Finally, another touching card from a training camp, this one from the 1st (Service) Battalion of the Guernsey regiment.  This was sent to Mrs Sophia Durnmont, Grande Rue, St. Saviour’s, Guernsey from her grandson then, Brooks deduces from the marks, from a camp near Canterbury.  The message reads:

“Dear Grandmother,

I am dropping you these few lines to let you know we have arrived safely at our new camp after one day and one night’s travelling, and a very dirty camp Dear Gran compared to those we had in Guernsey, but we’ll get used to it little by little I suppose.  Cheer up my little wife dear Gran when she’ll come home and tell he since it’s the call of duty it must be the will of the Almighty, hoping you are keeping quite well, as I am at present.  God keep us all till we meet again

With love to all From Walter.”P119

Andrew Brooks’ beautifully produced book: Postcard Messages from the Great War 1914-1919 is available from ebay for £20 and £2.80 postage.

Hans Nielsen Hauge: A catalyst of literacy in Norway

I’m fascinated by this article by Linda Haukland just published in the Scandinavian Journal of History.  Hans Nielsen Hauge was responsible for a movement spreading literacy (which entailed reading and writing in Danish at the time) in rural areas throughout Norway in the late eighteenth and early nineteenth centuries.  Despite persecution, Hauge succeeded in catalysing many activities involving literacies among working people, often without any formal education, including in isolated areas.  The homes of his followers became places where people could learn about the topics Hauge wrote about, springing from religion to embracing all sorts of everyday concerns.  Haukland shows how these new textually mediated opportunities to interact led to greater physical and social mobilities among the peasant communities.  Hauge himself travelled around from place to place, with books, texts and letters, and his followers, including women, wrote texts of their own and helped others to learn to read and write.

Anthropology of Writing book cover

Part of Haukland’s framing is the book The Anthropology of Writing edited by David Barton and Uta Papen.  You can download the first chapter of that book here.

Join the “Crowd Sourced” Research of Media coverage of the OECD International Survey of Adult Skills

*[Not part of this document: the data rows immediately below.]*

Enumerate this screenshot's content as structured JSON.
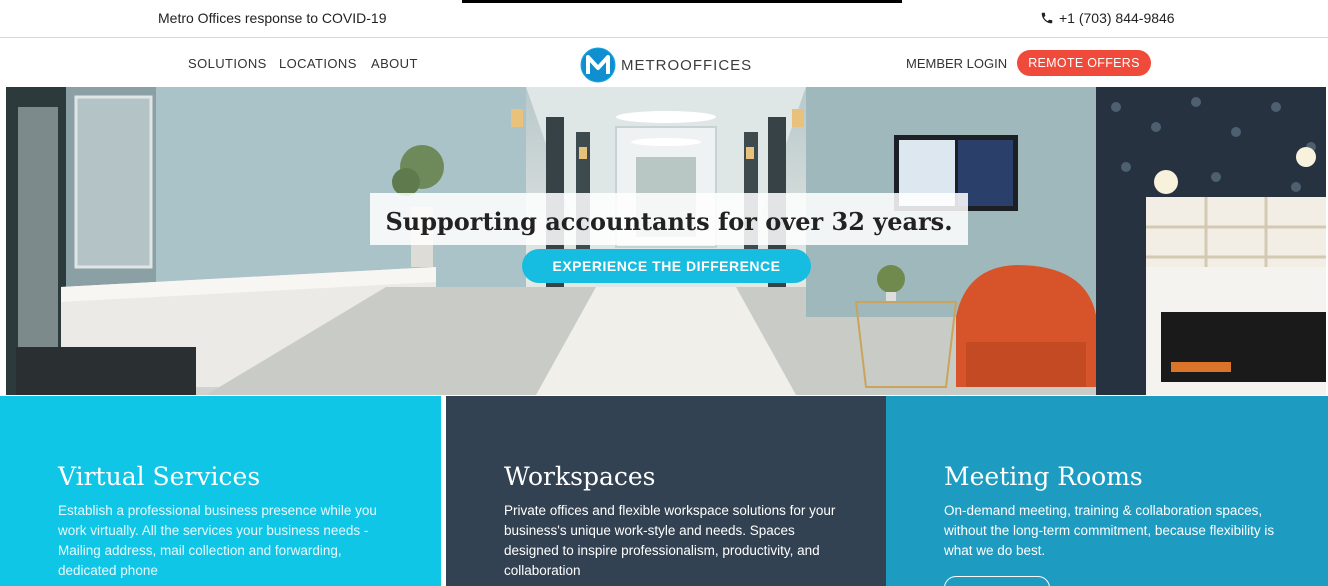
{
  "topbar": {
    "covid_text": "Metro Offices response to COVID-19",
    "phone": "+1 (703) 844-9846",
    "phone_icon": "phone-icon"
  },
  "nav": {
    "links": [
      "SOLUTIONS",
      "LOCATIONS",
      "ABOUT"
    ],
    "logo_text": "METROOFFICES",
    "member_login": "MEMBER LOGIN",
    "cta": "REMOTE OFFERS"
  },
  "hero": {
    "title": "Supporting accountants for over 32 years.",
    "button": "EXPERIENCE THE DIFFERENCE"
  },
  "services": [
    {
      "title": "Virtual Services",
      "description": "Establish a professional business presence while you work virtually. All the services your business needs - Mailing address, mail collection and forwarding, dedicated phone"
    },
    {
      "title": "Workspaces",
      "description": "Private offices and flexible workspace solutions for your business's unique work-style and needs. Spaces designed to inspire professionalism, productivity, and collaboration"
    },
    {
      "title": "Meeting Rooms",
      "description": "On-demand meeting, training & collaboration spaces, without the long-term commitment, because flexibility is what we do best."
    }
  ],
  "colors": {
    "accent_red": "#f04a3a",
    "accent_cyan": "#17bde0",
    "virtual_bg": "#10c6e6",
    "workspaces_bg": "#334252",
    "meeting_bg": "#1d9bc1"
  }
}
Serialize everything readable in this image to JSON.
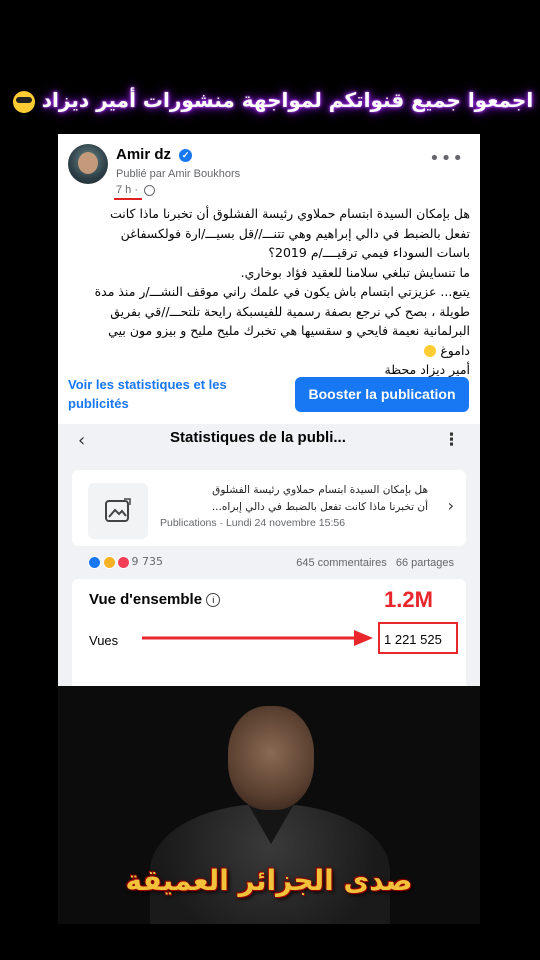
{
  "top_caption": "اجمعوا جميع قنواتكم لمواجهة منشورات أمير ديزاد",
  "top_caption_emoji": "sunglasses-emoji",
  "post": {
    "author": "Amir dz",
    "published_by": "Publié par Amir Boukhors",
    "time": "7 h ·",
    "text": "هل بإمكان  السيدة ابتسام حملاوي رئيسة الفشلوق أن تخبرنا ماذا كانت\nتفعل بالضبط في دالي إبراهيم وهي تتنـــ//قل بسيـــ/ارة فولكسفاغن\nباسات السوداء فيمي ترقيــــ/م 2019؟\nما تنسايش تبلغي سلامنا للعقيد فؤاد بوخاري.\nيتبع... عزيزتي ابتسام باش يكون في علمك راني موقف النشـــ/ر منذ مدة\nطويلة ، بصح كي نرجع بصفة رسمية للفيسبكة  رايحة تلتحـــ//قي بفريق\nالبرلمانية نعيمة فايحي و سقسيها هي تخبرك مليح مليح و بيزو مون بيي\nداموغ",
    "signature": "أمير ديزاد محظة",
    "stats_link": "Voir les statistiques et les publicités",
    "boost_button": "Booster la publication"
  },
  "stats": {
    "title": "Statistiques de la publi...",
    "preview_line1": "هل بإمكان  السيدة ابتسام حملاوي رئيسة الفشلوق",
    "preview_line2": "أن تخبرنا ماذا كانت تفعل بالضبط في دالي إبراه...",
    "preview_meta": "Publications · Lundi 24 novembre 15:56",
    "reactions_count": "9 735",
    "comments": "645 commentaires",
    "shares": "66 partages",
    "overview_title": "Vue d'ensemble",
    "views_label": "Vues",
    "views_value": "1 221 525",
    "annotation": "1.2M"
  },
  "photo_caption": "صدى الجزائر العميقة",
  "colors": {
    "facebook_blue": "#1877f2",
    "annotation_red": "#e8262b",
    "caption_glow": "#8a00ff",
    "caption_gold": "#f2c23a"
  }
}
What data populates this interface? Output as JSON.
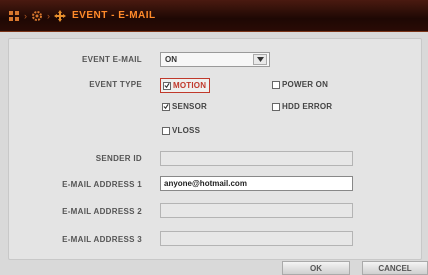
{
  "titlebar": {
    "title": "EVENT - E-MAIL",
    "breadcrumb_icons": [
      "grid-icon",
      "gear-icon",
      "move-icon"
    ]
  },
  "form": {
    "event_email": {
      "label": "EVENT E-MAIL",
      "value": "ON"
    },
    "event_type": {
      "label": "EVENT TYPE",
      "options": [
        {
          "label": "MOTION",
          "checked": true
        },
        {
          "label": "POWER ON",
          "checked": false
        },
        {
          "label": "SENSOR",
          "checked": true
        },
        {
          "label": "HDD ERROR",
          "checked": false
        },
        {
          "label": "VLOSS",
          "checked": false
        }
      ]
    },
    "sender_id": {
      "label": "SENDER ID",
      "value": ""
    },
    "email_1": {
      "label": "E-MAIL ADDRESS 1",
      "value": "anyone@hotmail.com"
    },
    "email_2": {
      "label": "E-MAIL ADDRESS 2",
      "value": ""
    },
    "email_3": {
      "label": "E-MAIL ADDRESS 3",
      "value": ""
    }
  },
  "buttons": {
    "ok": "OK",
    "cancel": "CANCEL"
  },
  "colors": {
    "accent": "#ff8a2a",
    "highlight_border": "#c0392b"
  }
}
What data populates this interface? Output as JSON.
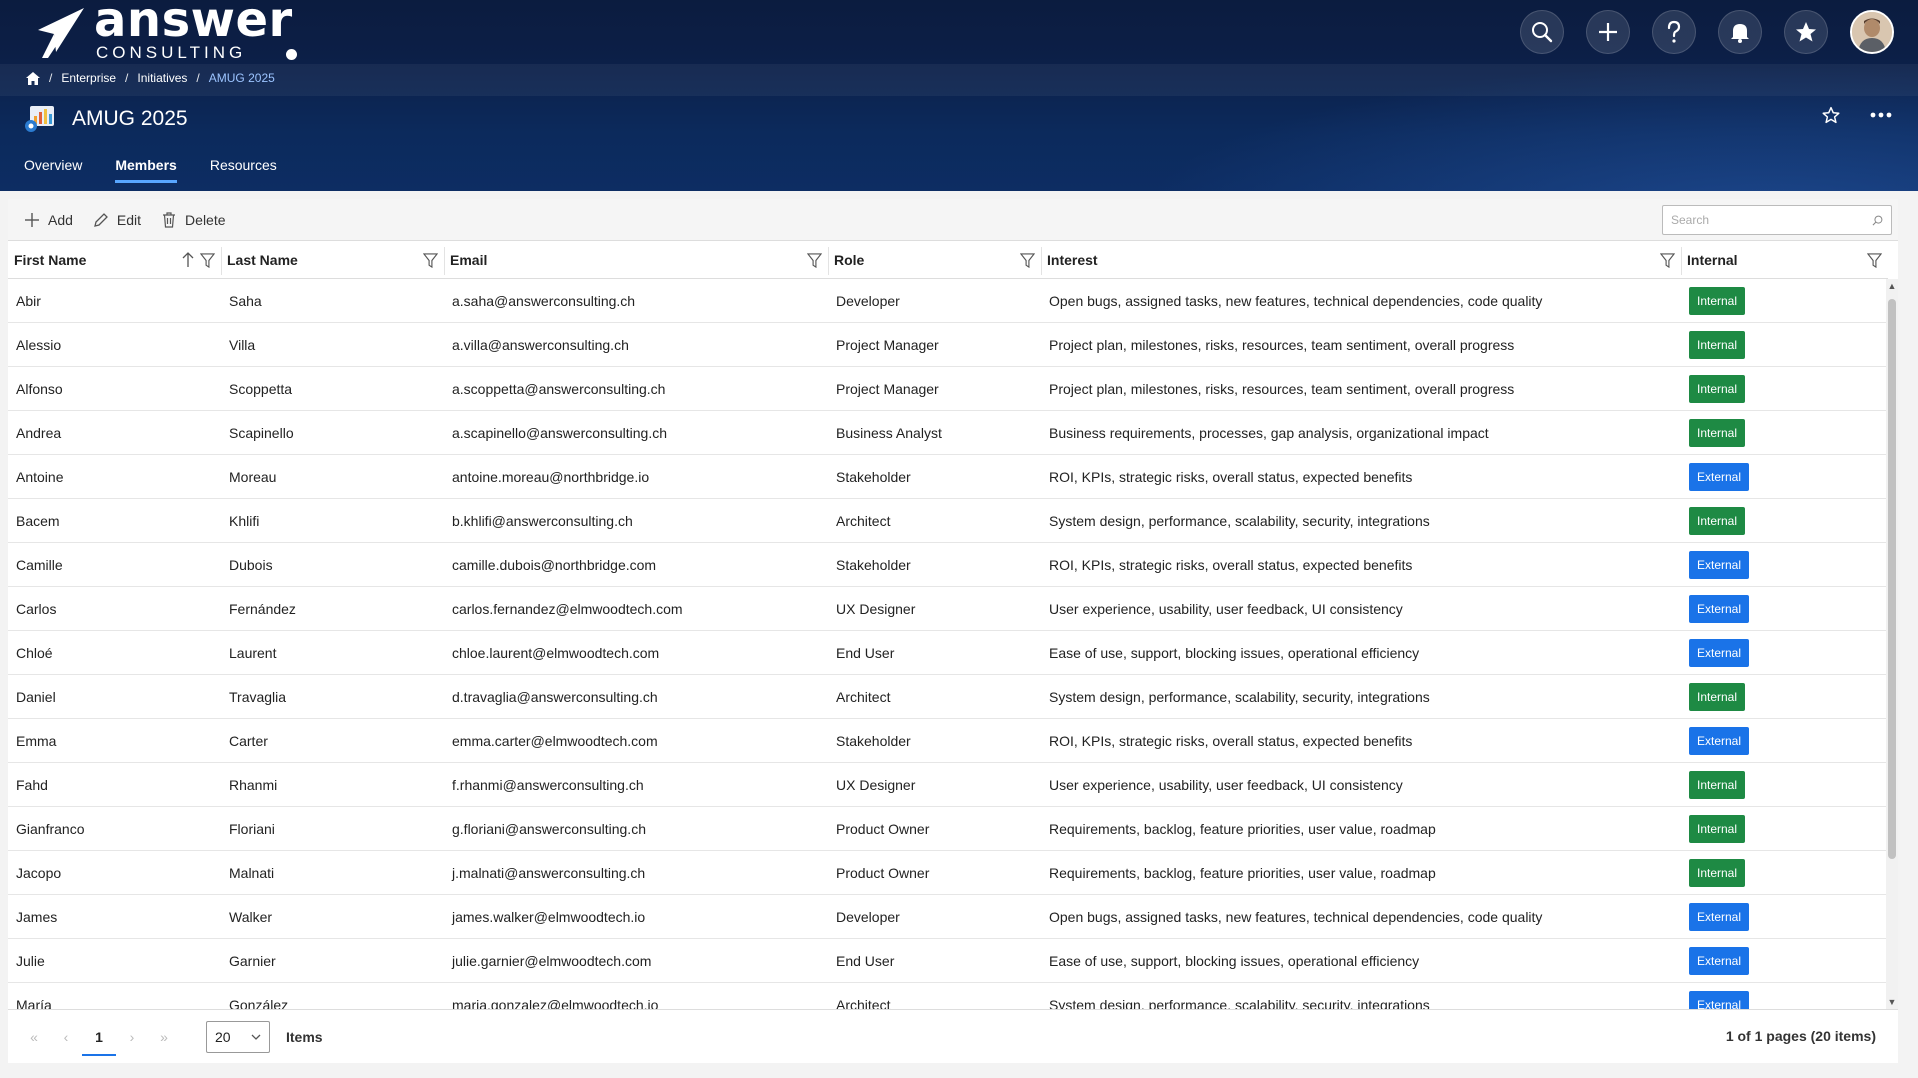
{
  "brand": {
    "name": "answer",
    "sub": "CONSULTING"
  },
  "top_actions": [
    {
      "name": "search-icon"
    },
    {
      "name": "plus-icon"
    },
    {
      "name": "help-icon"
    },
    {
      "name": "bell-icon"
    },
    {
      "name": "star-icon"
    }
  ],
  "breadcrumb": {
    "items": [
      "Enterprise",
      "Initiatives"
    ],
    "current": "AMUG 2025",
    "sep": "/"
  },
  "page": {
    "title": "AMUG 2025"
  },
  "tabs": [
    {
      "label": "Overview",
      "active": false
    },
    {
      "label": "Members",
      "active": true
    },
    {
      "label": "Resources",
      "active": false
    }
  ],
  "toolbar": {
    "add_label": "Add",
    "edit_label": "Edit",
    "delete_label": "Delete",
    "search_placeholder": "Search"
  },
  "columns": [
    "First Name",
    "Last Name",
    "Email",
    "Role",
    "Interest",
    "Internal"
  ],
  "rows": [
    {
      "first": "Abir",
      "last": "Saha",
      "email": "a.saha@answerconsulting.ch",
      "role": "Developer",
      "interest": "Open bugs, assigned tasks, new features, technical dependencies, code quality",
      "internal": "Internal"
    },
    {
      "first": "Alessio",
      "last": "Villa",
      "email": "a.villa@answerconsulting.ch",
      "role": "Project Manager",
      "interest": "Project plan, milestones, risks, resources, team sentiment, overall progress",
      "internal": "Internal"
    },
    {
      "first": "Alfonso",
      "last": "Scoppetta",
      "email": "a.scoppetta@answerconsulting.ch",
      "role": "Project Manager",
      "interest": "Project plan, milestones, risks, resources, team sentiment, overall progress",
      "internal": "Internal"
    },
    {
      "first": "Andrea",
      "last": "Scapinello",
      "email": "a.scapinello@answerconsulting.ch",
      "role": "Business Analyst",
      "interest": "Business requirements, processes, gap analysis, organizational impact",
      "internal": "Internal"
    },
    {
      "first": "Antoine",
      "last": "Moreau",
      "email": "antoine.moreau@northbridge.io",
      "role": "Stakeholder",
      "interest": "ROI, KPIs, strategic risks, overall status, expected benefits",
      "internal": "External"
    },
    {
      "first": "Bacem",
      "last": "Khlifi",
      "email": "b.khlifi@answerconsulting.ch",
      "role": "Architect",
      "interest": "System design, performance, scalability, security, integrations",
      "internal": "Internal"
    },
    {
      "first": "Camille",
      "last": "Dubois",
      "email": "camille.dubois@northbridge.com",
      "role": "Stakeholder",
      "interest": "ROI, KPIs, strategic risks, overall status, expected benefits",
      "internal": "External"
    },
    {
      "first": "Carlos",
      "last": "Fernández",
      "email": "carlos.fernandez@elmwoodtech.com",
      "role": "UX Designer",
      "interest": "User experience, usability, user feedback, UI consistency",
      "internal": "External"
    },
    {
      "first": "Chloé",
      "last": "Laurent",
      "email": "chloe.laurent@elmwoodtech.com",
      "role": "End User",
      "interest": "Ease of use, support, blocking issues, operational efficiency",
      "internal": "External"
    },
    {
      "first": "Daniel",
      "last": "Travaglia",
      "email": "d.travaglia@answerconsulting.ch",
      "role": "Architect",
      "interest": "System design, performance, scalability, security, integrations",
      "internal": "Internal"
    },
    {
      "first": "Emma",
      "last": "Carter",
      "email": "emma.carter@elmwoodtech.com",
      "role": "Stakeholder",
      "interest": "ROI, KPIs, strategic risks, overall status, expected benefits",
      "internal": "External"
    },
    {
      "first": "Fahd",
      "last": "Rhanmi",
      "email": "f.rhanmi@answerconsulting.ch",
      "role": "UX Designer",
      "interest": "User experience, usability, user feedback, UI consistency",
      "internal": "Internal"
    },
    {
      "first": "Gianfranco",
      "last": "Floriani",
      "email": "g.floriani@answerconsulting.ch",
      "role": "Product Owner",
      "interest": "Requirements, backlog, feature priorities, user value, roadmap",
      "internal": "Internal"
    },
    {
      "first": "Jacopo",
      "last": "Malnati",
      "email": "j.malnati@answerconsulting.ch",
      "role": "Product Owner",
      "interest": "Requirements, backlog, feature priorities, user value, roadmap",
      "internal": "Internal"
    },
    {
      "first": "James",
      "last": "Walker",
      "email": "james.walker@elmwoodtech.io",
      "role": "Developer",
      "interest": "Open bugs, assigned tasks, new features, technical dependencies, code quality",
      "internal": "External"
    },
    {
      "first": "Julie",
      "last": "Garnier",
      "email": "julie.garnier@elmwoodtech.com",
      "role": "End User",
      "interest": "Ease of use, support, blocking issues, operational efficiency",
      "internal": "External"
    },
    {
      "first": "María",
      "last": "González",
      "email": "maria.gonzalez@elmwoodtech.io",
      "role": "Architect",
      "interest": "System design, performance, scalability, security, integrations",
      "internal": "External"
    }
  ],
  "pager": {
    "current_page": "1",
    "page_size": "20",
    "items_label": "Items",
    "info": "1 of 1 pages (20 items)"
  },
  "colors": {
    "internal": "#1e8a44",
    "external": "#1a73e8",
    "accent": "#58a6ff"
  }
}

The results of the OECD Survey of Adult Skills (PIAAC) will be released on October 8th in all the countries that took part in the survey.
 
There is likely to be a large amount of media attention to these findings and it would be interesting to collect examples of media coverage that could be compared across countries. These examples might include local as well as national media reports in newspapers, broadcast and social media. They could be news or opinion items, such as editorials.
 
You are invited to post any examples of media coverage you come across to this blog. Simply go to  https://literacieslog.wordpress.com/ and  add a comment in reply to this post. If you know of other people who might like to join in, please circulate this message to them.
 
The questions are: How are the PIAAC results being reported and where? For example, which results are focused on: literacy, numeracy and/or problem solving – and which differences in results are highlighted: gender, age, regional, etc.?
  • What kinds of issues are being raised in the media in response to the results?
 Details of the media coverage to share:
As well as your own comments on these questions, please give:
 
  • the source, date and time and geographical location for each media item you post
  • links to newspaper articles or broadcast programmes
The postings from different countries will be collated at the end of the calendar year 2013 by the Lancaster Literacy Research Centre and an analysis will be carried out by a team led by Mary Hamilton (Lancaster University), Keiko Yasukawa (University of Technology, Sydney) and Jeff Evans (Middlesex University). This analysis will be posted onto the LRC blog site and details circulated to all participating centres, blogs and lists.
 
We look forward to hearing from you!